both local and foreign investors. It was introduced as a means of offering product differentiation and
to assist the expansion of the economy. Domestic factoring is used by companies to turn short-term
claims into cash and has created working capital for the growth of medium sized-firms. Currently,
factoring legislation is being developed.

Leasing was introduced in Turkey in 1985, but only accounts for some 2% of investment
undertaken in Turkey. Negotiations with the Turkish Treasury have begun, which may bring some flexibility into the leasing market. There is a proposal to allow flexibility in the contract period and sub-leasing.


Turkish companies are becoming aware of the potential contribution of insurance to the health of
their business and the number of insured companies is constantly on the rise. Insurance companies have
experienced annual growth rates of 30% in their business volume. The further development of the
insurance market will lead to the introduction of new products and product differentiation.

The insurance market represented only 1.08% of GDP in 1992. The insurance market is expected
to grow rapidly, as has been the trend for the past four years, given the magnitude of risks to be
covered. At the present most risks are not insured.

Turkish Gold Market

Turkey is the biggest consumer of gold in the Middle East and ranks fourth in the world. Until
1989, when the Central Bank established an Exchange Based Gold Market, the Turkish gold market was
supplied by gold. During the period between 1989 and 1993 Turkey imported US$ 7.4 billion
worth of gold and in 1993, gold imports represented some 50% of the Turkish tourism revenues.

In March 1993, the following measures were introduced by the Turkish government:
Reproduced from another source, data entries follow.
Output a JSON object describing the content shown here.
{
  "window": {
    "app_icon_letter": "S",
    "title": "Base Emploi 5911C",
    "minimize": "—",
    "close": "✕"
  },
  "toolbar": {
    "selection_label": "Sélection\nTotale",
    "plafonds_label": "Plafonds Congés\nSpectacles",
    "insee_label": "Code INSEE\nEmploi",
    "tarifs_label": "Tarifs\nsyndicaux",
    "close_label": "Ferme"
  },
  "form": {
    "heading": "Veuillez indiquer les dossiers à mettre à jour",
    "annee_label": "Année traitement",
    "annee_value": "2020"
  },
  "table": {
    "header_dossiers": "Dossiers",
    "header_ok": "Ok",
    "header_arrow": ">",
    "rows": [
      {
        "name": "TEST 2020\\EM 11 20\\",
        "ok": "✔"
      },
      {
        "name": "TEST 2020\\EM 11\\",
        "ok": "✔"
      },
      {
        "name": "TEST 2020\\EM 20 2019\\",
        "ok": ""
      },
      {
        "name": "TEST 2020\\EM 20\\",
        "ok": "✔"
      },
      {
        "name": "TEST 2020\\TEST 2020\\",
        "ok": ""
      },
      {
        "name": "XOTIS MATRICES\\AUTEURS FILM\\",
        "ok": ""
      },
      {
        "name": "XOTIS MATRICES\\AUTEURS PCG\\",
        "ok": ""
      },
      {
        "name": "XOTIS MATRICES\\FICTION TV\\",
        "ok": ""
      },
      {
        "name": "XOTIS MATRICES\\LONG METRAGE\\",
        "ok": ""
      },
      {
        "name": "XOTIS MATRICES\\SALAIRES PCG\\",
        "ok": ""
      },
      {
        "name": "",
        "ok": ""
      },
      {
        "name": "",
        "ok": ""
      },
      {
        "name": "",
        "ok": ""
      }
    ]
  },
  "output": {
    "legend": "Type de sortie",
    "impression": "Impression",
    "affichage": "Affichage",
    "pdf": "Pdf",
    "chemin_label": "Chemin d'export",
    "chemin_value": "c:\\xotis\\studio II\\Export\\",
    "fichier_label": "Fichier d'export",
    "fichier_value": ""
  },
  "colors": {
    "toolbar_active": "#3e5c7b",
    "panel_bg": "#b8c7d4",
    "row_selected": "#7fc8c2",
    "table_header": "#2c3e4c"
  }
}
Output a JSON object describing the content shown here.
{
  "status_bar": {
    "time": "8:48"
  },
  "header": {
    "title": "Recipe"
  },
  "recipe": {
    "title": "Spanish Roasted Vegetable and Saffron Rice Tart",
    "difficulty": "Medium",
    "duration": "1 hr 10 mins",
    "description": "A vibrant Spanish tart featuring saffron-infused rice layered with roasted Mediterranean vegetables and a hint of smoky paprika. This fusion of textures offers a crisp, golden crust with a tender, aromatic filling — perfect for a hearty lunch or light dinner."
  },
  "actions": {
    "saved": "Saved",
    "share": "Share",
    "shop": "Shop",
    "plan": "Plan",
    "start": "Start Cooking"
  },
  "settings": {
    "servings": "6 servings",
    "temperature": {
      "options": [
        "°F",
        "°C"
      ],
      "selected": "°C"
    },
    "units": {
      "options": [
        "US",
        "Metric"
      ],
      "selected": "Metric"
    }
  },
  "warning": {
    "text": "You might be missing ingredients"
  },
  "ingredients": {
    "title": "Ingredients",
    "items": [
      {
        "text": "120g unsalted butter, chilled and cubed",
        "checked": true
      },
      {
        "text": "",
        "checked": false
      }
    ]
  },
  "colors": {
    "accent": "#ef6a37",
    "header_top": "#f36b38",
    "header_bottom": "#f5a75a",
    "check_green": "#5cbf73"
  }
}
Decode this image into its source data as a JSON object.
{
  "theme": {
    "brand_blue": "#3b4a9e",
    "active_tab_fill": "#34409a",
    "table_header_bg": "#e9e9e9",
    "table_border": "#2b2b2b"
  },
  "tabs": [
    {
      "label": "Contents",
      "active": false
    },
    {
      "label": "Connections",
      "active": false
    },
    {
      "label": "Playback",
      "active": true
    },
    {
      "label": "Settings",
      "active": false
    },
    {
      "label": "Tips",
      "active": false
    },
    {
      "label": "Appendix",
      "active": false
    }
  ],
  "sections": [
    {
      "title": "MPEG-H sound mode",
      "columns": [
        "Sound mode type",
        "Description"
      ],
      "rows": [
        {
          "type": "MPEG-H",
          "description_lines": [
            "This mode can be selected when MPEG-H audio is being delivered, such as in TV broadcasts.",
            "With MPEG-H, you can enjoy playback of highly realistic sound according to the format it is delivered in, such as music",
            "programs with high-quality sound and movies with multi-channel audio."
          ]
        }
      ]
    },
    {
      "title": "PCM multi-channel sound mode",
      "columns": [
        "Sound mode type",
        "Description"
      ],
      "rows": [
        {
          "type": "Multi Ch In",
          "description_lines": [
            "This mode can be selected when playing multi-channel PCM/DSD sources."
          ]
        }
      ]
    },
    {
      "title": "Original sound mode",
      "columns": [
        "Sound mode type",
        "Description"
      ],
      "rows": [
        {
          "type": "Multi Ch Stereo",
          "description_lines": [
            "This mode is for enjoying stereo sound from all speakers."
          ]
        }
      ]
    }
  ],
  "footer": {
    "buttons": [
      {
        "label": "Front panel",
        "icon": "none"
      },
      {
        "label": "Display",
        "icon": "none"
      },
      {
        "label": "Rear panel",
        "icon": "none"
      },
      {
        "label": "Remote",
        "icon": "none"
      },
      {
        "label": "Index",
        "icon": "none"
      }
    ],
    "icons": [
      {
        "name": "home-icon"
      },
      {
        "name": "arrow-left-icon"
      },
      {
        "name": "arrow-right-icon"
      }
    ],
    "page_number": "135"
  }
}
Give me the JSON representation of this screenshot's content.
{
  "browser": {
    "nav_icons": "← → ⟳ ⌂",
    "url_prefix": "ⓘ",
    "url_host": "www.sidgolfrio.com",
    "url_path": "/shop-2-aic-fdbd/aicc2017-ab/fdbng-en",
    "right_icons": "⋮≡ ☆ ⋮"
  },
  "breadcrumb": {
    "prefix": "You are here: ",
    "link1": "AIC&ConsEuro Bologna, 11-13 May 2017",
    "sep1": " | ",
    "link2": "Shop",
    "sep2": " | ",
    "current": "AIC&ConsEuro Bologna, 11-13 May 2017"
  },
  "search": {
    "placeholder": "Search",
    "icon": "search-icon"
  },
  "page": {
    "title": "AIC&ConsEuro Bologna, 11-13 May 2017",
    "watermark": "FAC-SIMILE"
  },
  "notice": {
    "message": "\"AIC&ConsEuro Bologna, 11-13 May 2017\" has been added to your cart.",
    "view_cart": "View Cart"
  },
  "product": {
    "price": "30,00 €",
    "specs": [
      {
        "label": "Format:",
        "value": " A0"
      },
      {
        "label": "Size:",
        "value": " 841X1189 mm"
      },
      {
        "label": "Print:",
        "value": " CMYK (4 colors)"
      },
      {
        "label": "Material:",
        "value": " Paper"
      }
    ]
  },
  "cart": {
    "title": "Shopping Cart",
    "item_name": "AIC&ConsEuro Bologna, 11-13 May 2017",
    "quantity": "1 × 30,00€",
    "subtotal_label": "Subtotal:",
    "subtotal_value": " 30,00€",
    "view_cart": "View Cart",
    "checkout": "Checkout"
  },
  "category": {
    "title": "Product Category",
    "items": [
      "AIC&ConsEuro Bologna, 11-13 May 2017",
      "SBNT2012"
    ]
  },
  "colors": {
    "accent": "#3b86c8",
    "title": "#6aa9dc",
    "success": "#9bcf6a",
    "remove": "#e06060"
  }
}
  • The Central Bank's previous monopoly over the importing of precious metals was
    abolished and banks holding gold exchange licences are now authorised to import gold into the
  • The value of gold would be determined in the free market. Previously the price of
    gold in TL terms was fixed by the Central Bank;
  • Residents in Turkey and abroad would be allowed to open gold accounts with the
    Central Bank and commercial banks.